During the summer holidays, Vicky Woof (age 14) and Thomas Gibbons (age 13) met six other Dales Young Rangers at the entrance to the Northern Viaduct Trust walk at Hartley, Kirkby Stephen. From here they spent the day cleaning up old railway buildings and clearing vegetation from Merrygill and Podgill viaducts and the surrounding pathways.
Both Vicky and Thomas recount their stories from the day.
On Saturday we arrived at our site on the Eden viaducts, Merrygill and Podgill. We had introductions of everyone’s names and collected equipment to get going on our first job we needed to do. This was clearing grass, plants and moss from the edge of Merrygill viaduct, which is 78ft above Hartley Beck, with nine 30ft arches. We moved along the path and came across some overgrown offshoots which needed sorting, and a dirty platelayer’s hut. The group split in two to work on the different jobs which needed doing.

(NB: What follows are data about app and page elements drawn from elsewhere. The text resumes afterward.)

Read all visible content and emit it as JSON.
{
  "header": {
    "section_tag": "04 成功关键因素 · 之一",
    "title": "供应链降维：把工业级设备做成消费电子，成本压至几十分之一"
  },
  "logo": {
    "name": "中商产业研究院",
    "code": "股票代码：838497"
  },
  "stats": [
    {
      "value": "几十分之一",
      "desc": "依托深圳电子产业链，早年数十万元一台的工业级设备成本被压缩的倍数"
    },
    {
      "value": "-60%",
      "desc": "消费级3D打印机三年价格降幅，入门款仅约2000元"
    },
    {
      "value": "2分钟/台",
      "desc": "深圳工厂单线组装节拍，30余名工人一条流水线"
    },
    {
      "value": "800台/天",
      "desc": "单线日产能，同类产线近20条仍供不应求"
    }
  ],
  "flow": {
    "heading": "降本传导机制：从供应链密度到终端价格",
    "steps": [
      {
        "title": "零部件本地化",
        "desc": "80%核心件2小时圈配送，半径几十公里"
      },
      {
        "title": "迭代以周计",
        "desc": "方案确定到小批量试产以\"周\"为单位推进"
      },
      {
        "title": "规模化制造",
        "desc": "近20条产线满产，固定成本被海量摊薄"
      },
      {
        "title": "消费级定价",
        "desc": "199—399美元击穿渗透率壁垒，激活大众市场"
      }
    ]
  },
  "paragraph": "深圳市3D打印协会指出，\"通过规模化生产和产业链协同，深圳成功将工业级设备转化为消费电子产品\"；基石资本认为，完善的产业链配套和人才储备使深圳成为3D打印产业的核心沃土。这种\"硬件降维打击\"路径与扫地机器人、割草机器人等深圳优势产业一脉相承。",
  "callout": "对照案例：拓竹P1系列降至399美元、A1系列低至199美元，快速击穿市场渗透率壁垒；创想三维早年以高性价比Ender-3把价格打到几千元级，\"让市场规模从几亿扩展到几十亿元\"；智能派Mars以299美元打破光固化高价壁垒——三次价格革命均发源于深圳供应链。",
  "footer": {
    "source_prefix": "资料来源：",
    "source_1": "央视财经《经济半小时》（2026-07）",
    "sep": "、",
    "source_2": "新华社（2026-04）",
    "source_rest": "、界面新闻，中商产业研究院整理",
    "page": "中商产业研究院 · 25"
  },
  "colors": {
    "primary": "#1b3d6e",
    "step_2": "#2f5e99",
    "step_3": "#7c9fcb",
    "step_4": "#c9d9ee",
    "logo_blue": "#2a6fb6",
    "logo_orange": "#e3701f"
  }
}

Moving swiftly along the walkway, we came across the next viaduct, Podgill, which is 84ft above Ladthwaite Beck, with a total of 11 arches. The same needed doing here as we had done at Merrygill, so we cleared as much as we could off the edge. Many people walked by and said what a great job we were doing. It was then lunch, so we took a little walk down some steps to a picnic area with a different view of the viaduct. Everyone was doing a great job.
After lunch we moved along to another platelayer’s hut and more paths that needed trimming back a little. The huts that had been cleaned were looking sparkly and the viaduct walk was left in a pristine condition.Vicky
Throughout the day at Podgill Viaduct it was amazing to see how intricate the viaducts were. Preserving the stonework so that others will be able to experience it, as I have, is an exciting thought. I enjoyed the company, it made the day much more enjoyable (and I especially enjoyed my lunch) and I was glad I was able to capture the moment on such a nice day. I hope that I’ll be able to go to Podgill Viaduct again at some point.
Overall, a great day of clearing weeds and pathways, and cleaning out derelict buildings. Would love to do it again.Thomas
I met with a lot of new people and saw some faces I’d seen before. Young Rangers is a great way to make new friends and share any environmental opinions freely. I recommend it to anyone who is interested in looking after nature and the environment. Thanks again.Vicky
Want to find out more?
If you would like to come along to any of the Dales Young Rangers sessions, please get in touch via firstname.lastname@example.org or 07815 970346. You can also follow the Dales Young Rangers on Facebook
The North and West Young Rangers groups are funded by BIG Lottery Fund through the Green Futures partnership programme led by charity Yorkshire Dales Millennium Trust. Green Futures aims to empower and support young people in the Yorkshire Dales and the surrounding area to become more involved, aware and connected to the fantastic natural environment that’s right on their doorstep.
Green Futures is part of Our Bright Future, a £33 million programme funded by the Big Lottery Fund and run by a consortium of eight organisations which is led by The Wildlife Trusts. Our Bright Future aims to tackle three big challenges facing society today – a lack of social cohesion, a lack of opportunities for young people and vulnerability to climate change.
The Young Rangers group based in the South of the National Park is being part-funded through Stories in Stone, an ambitious four-year programme of conservation and community projects concentrated on the Ingleborough area developed by the Ingleborough Dales Landscape Partnership. The scheme is led by Yorkshire Dales Millennium Trust and supported by the Heritage Lottery Fund